[Activity]:
Using the entries below, copy out all lines where "الجدول" is found.

[Source information]:
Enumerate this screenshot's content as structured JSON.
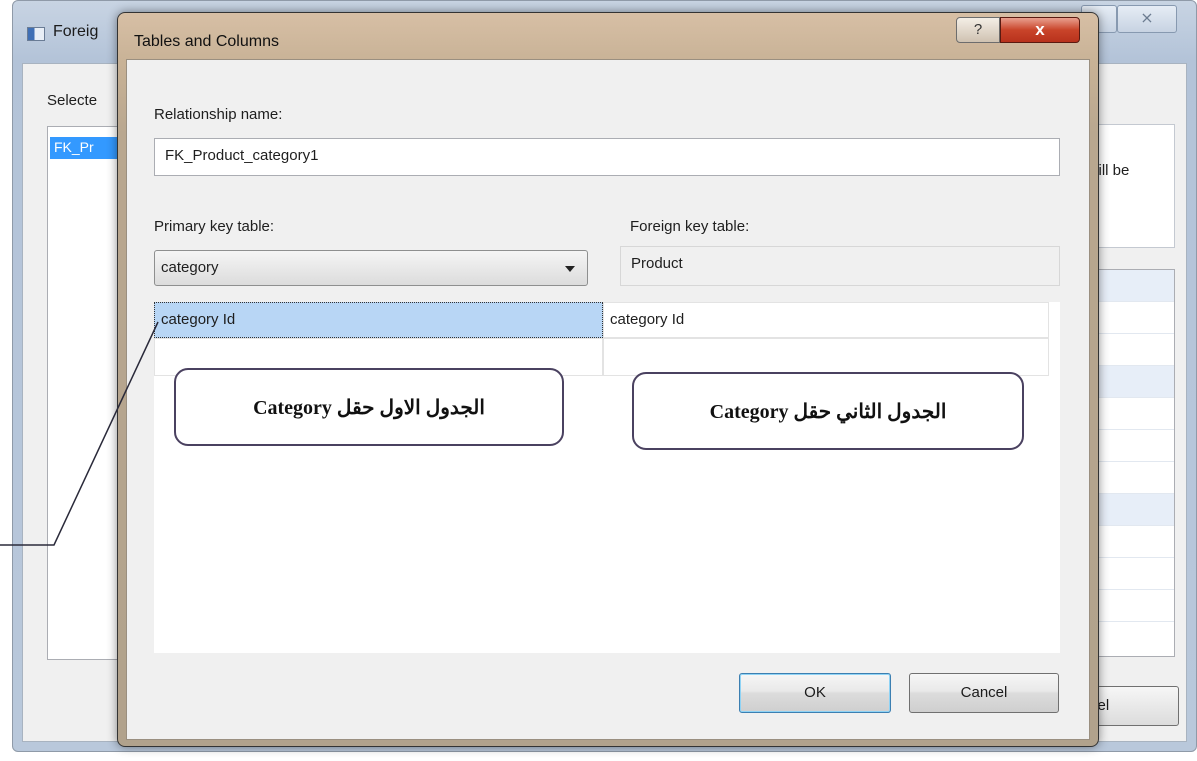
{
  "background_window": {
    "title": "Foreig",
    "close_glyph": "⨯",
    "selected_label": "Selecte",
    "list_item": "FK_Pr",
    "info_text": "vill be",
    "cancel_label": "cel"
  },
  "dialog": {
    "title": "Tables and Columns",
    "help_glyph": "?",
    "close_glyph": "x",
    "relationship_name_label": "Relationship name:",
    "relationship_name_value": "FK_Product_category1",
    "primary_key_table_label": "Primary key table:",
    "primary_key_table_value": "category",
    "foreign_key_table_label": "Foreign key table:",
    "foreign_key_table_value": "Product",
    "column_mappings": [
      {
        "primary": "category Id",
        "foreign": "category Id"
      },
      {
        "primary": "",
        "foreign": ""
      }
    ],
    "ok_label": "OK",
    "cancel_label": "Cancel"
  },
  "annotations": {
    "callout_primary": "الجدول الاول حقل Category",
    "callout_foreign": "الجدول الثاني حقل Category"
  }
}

[Result of this task]:
    "callout_primary": "الجدول الاول حقل Category",
    "callout_foreign": "الجدول الثاني حقل Category"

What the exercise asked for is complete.